▶ _Task to complete_
With no additions or omissions, print the listing that follows.

▶ _Data to use_

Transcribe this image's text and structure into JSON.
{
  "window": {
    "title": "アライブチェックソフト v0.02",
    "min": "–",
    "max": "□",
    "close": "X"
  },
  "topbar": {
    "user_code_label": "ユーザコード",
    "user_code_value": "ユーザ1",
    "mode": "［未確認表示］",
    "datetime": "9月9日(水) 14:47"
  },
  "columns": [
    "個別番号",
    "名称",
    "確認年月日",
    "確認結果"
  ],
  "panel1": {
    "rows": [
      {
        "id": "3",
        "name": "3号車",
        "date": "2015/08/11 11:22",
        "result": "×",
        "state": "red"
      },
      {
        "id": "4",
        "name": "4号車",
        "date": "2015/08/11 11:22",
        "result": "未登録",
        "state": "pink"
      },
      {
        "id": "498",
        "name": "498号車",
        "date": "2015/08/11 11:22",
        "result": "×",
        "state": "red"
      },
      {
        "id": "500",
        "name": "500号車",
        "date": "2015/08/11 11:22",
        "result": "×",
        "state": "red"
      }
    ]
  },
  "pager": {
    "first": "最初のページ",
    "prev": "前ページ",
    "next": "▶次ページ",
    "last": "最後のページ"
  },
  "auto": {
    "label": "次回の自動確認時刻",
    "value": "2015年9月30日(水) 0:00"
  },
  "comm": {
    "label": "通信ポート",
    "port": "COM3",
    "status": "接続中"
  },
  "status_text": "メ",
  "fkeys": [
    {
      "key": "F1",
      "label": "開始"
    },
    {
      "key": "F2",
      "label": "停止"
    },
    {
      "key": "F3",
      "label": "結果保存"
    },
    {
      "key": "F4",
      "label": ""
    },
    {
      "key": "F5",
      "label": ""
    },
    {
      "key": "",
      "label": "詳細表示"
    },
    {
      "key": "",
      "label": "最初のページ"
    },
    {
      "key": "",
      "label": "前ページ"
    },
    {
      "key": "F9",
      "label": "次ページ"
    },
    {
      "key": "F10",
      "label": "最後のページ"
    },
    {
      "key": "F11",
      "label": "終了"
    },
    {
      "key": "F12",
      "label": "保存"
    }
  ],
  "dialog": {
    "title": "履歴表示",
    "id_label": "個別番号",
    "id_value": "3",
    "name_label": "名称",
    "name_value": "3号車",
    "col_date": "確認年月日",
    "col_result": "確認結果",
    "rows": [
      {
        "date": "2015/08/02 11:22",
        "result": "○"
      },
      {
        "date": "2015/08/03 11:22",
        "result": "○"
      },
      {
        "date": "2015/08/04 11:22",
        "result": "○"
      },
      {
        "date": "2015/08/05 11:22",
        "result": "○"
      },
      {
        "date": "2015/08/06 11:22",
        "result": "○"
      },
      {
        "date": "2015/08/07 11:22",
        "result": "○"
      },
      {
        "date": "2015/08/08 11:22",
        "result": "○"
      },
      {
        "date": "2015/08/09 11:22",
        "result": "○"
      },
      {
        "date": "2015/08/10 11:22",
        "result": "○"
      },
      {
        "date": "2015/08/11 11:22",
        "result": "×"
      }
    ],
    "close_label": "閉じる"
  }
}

▶ _Response_
Transcribe this image's text and structure into JSON.
{
  "window": {
    "title": "アライブチェックソフト v0.02",
    "min": "–",
    "max": "□",
    "close": "X"
  },
  "topbar": {
    "user_code_label": "ユーザコード",
    "user_code_value": "ユーザ1",
    "mode": "［未確認表示］",
    "datetime": "9月9日(水) 14:47"
  },
  "columns": [
    "個別番号",
    "名称",
    "確認年月日",
    "確認結果"
  ],
  "panel1": {
    "rows": [
      {
        "id": "3",
        "name": "3号車",
        "date": "2015/08/11 11:22",
        "result": "×",
        "state": "red"
      },
      {
        "id": "4",
        "name": "4号車",
        "date": "2015/08/11 11:22",
        "result": "未登録",
        "state": "pink"
      },
      {
        "id": "498",
        "name": "498号車",
        "date": "2015/08/11 11:22",
        "result": "×",
        "state": "red"
      },
      {
        "id": "500",
        "name": "500号車",
        "date": "2015/08/11 11:22",
        "result": "×",
        "state": "red"
      }
    ]
  },
  "pager": {
    "first": "最初のページ",
    "prev": "前ページ",
    "next": "▶次ページ",
    "last": "最後のページ"
  },
  "auto": {
    "label": "次回の自動確認時刻",
    "value": "2015年9月30日(水) 0:00"
  },
  "comm": {
    "label": "通信ポート",
    "port": "COM3",
    "status": "接続中"
  },
  "status_text": "メ",
  "fkeys": [
    {
      "key": "F1",
      "label": "開始"
    },
    {
      "key": "F2",
      "label": "停止"
    },
    {
      "key": "F3",
      "label": "結果保存"
    },
    {
      "key": "F4",
      "label": ""
    },
    {
      "key": "F5",
      "label": ""
    },
    {
      "key": "",
      "label": "詳細表示"
    },
    {
      "key": "",
      "label": "最初のページ"
    },
    {
      "key": "",
      "label": "前ページ"
    },
    {
      "key": "F9",
      "label": "次ページ"
    },
    {
      "key": "F10",
      "label": "最後のページ"
    },
    {
      "key": "F11",
      "label": "終了"
    },
    {
      "key": "F12",
      "label": "保存"
    }
  ],
  "dialog": {
    "title": "履歴表示",
    "id_label": "個別番号",
    "id_value": "3",
    "name_label": "名称",
    "name_value": "3号車",
    "col_date": "確認年月日",
    "col_result": "確認結果",
    "rows": [
      {
        "date": "2015/08/02 11:22",
        "result": "○"
      },
      {
        "date": "2015/08/03 11:22",
        "result": "○"
      },
      {
        "date": "2015/08/04 11:22",
        "result": "○"
      },
      {
        "date": "2015/08/05 11:22",
        "result": "○"
      },
      {
        "date": "2015/08/06 11:22",
        "result": "○"
      },
      {
        "date": "2015/08/07 11:22",
        "result": "○"
      },
      {
        "date": "2015/08/08 11:22",
        "result": "○"
      },
      {
        "date": "2015/08/09 11:22",
        "result": "○"
      },
      {
        "date": "2015/08/10 11:22",
        "result": "○"
      },
      {
        "date": "2015/08/11 11:22",
        "result": "×"
      }
    ],
    "close_label": "閉じる"
  }
}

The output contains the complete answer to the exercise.